Round Tower Observation Top Deck
Another feature of the Rundetaarn is the observation deck at the top of the building which affords visitors magnificent views of the older parts of the city along with many of its famous buildings. And in the spring, the Rundetaarn is the venue for the annual Unicycle Race.
The tower was once the highest point in Copenhagen. It towered most of the rooftops, thus making its observatory a great venue for astronomers to study the stars and planets. The platform outside the observatory also gives you a bird’s eye view of the old Latin Quarter –where most of the city’s famous buildings are located.
There is no elevator in the tower, so all the visitors must climb the winding, 209 meter spiral walk which is unique in European architecture.
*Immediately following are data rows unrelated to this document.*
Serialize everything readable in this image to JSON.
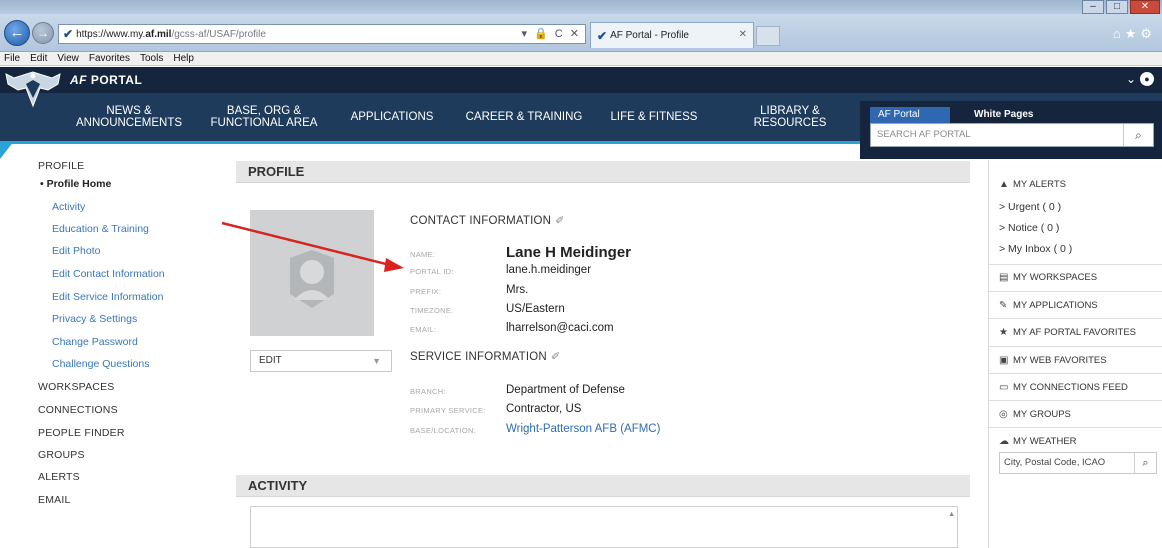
{
  "browser": {
    "url_prefix": "https://www.my.",
    "url_domain": "af.mil",
    "url_path": "/gcss-af/USAF/profile",
    "url_controls": "▾ 🔒 C ✕",
    "tab_title": "AF Portal - Profile",
    "menu": [
      "File",
      "Edit",
      "View",
      "Favorites",
      "Tools",
      "Help"
    ]
  },
  "portal": {
    "title_prefix": "AF",
    "title_suffix": " PORTAL",
    "nav": [
      {
        "line1": "NEWS &",
        "line2": "ANNOUNCEMENTS"
      },
      {
        "line1": "BASE, ORG &",
        "line2": "FUNCTIONAL AREA"
      },
      {
        "line1": "APPLICATIONS",
        "line2": ""
      },
      {
        "line1": "CAREER & TRAINING",
        "line2": ""
      },
      {
        "line1": "LIFE & FITNESS",
        "line2": ""
      },
      {
        "line1": "LIBRARY &",
        "line2": "RESOURCES"
      }
    ],
    "search_tabs": [
      "AF Portal",
      "White Pages"
    ],
    "search_placeholder": "SEARCH AF PORTAL"
  },
  "leftnav": {
    "profile": "PROFILE",
    "profile_home": "• Profile Home",
    "sub_items": [
      "Activity",
      "Education & Training",
      "Edit Photo",
      "Edit Contact Information",
      "Edit Service Information",
      "Privacy & Settings",
      "Change Password",
      "Challenge Questions"
    ],
    "top_items": [
      "WORKSPACES",
      "CONNECTIONS",
      "PEOPLE FINDER",
      "GROUPS",
      "ALERTS",
      "EMAIL"
    ]
  },
  "profile": {
    "header": "PROFILE",
    "edit_select": "EDIT",
    "contact_title": "CONTACT INFORMATION",
    "contact_fields": [
      {
        "label": "NAME:",
        "value": "Lane H Meidinger"
      },
      {
        "label": "PORTAL ID:",
        "value": "lane.h.meidinger"
      },
      {
        "label": "PREFIX:",
        "value": "Mrs."
      },
      {
        "label": "TIMEZONE:",
        "value": "US/Eastern"
      },
      {
        "label": "EMAIL:",
        "value": "lharrelson@caci.com"
      }
    ],
    "service_title": "SERVICE INFORMATION",
    "service_fields": [
      {
        "label": "BRANCH:",
        "value": "Department of Defense"
      },
      {
        "label": "PRIMARY SERVICE:",
        "value": "Contractor, US"
      },
      {
        "label": "BASE/LOCATION:",
        "value": "Wright-Patterson AFB (AFMC)"
      }
    ]
  },
  "activity": {
    "header": "ACTIVITY"
  },
  "rightcol": {
    "alerts": "MY ALERTS",
    "alert_items": [
      "> Urgent ( 0 )",
      "> Notice ( 0 )",
      "> My Inbox ( 0 )"
    ],
    "items": [
      "MY WORKSPACES",
      "MY APPLICATIONS",
      "MY AF PORTAL FAVORITES",
      "MY WEB FAVORITES",
      "MY CONNECTIONS FEED",
      "MY GROUPS",
      "MY WEATHER"
    ],
    "weather_placeholder": "City, Postal Code, ICAO"
  }
}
From mid-October to mid-March, people can have an exciting view of the city at about 34.8 meter above street level while having the chance to see the interesting interiors of the Round Tower Copenhagen. During fair weather, for instance, the Oresund Bridge and Sweden can be clearly seen from the top.
An amazing crowd-pleasing architecture
While the structure remains to be an observatory up until today which can be accessed by young astronomers and the general public as well, the library hall situated above the church has now become a cultural place where exhibits focusing on culture, art and science as well as concerts are being held.
What makes this historical landmark unique is its cylindrical shape and the materials – yellow and red bricks – used in the construction process. The observatory at the tower’s rooftop is in a dome shape. So if you’re into photography or just a visitor wanting to take a fantastic view of the beautiful city of Copenhagen, then the Rundetarn is indeed worth exploring.
It would also be a great experience if you happen to visit the Danish capital during the yearly unicycle race that takes place in the Round Tower. During this event, participants are required to go up and down the tower in the shortest time possible.
Visit www.rundetaarn.dk for more information.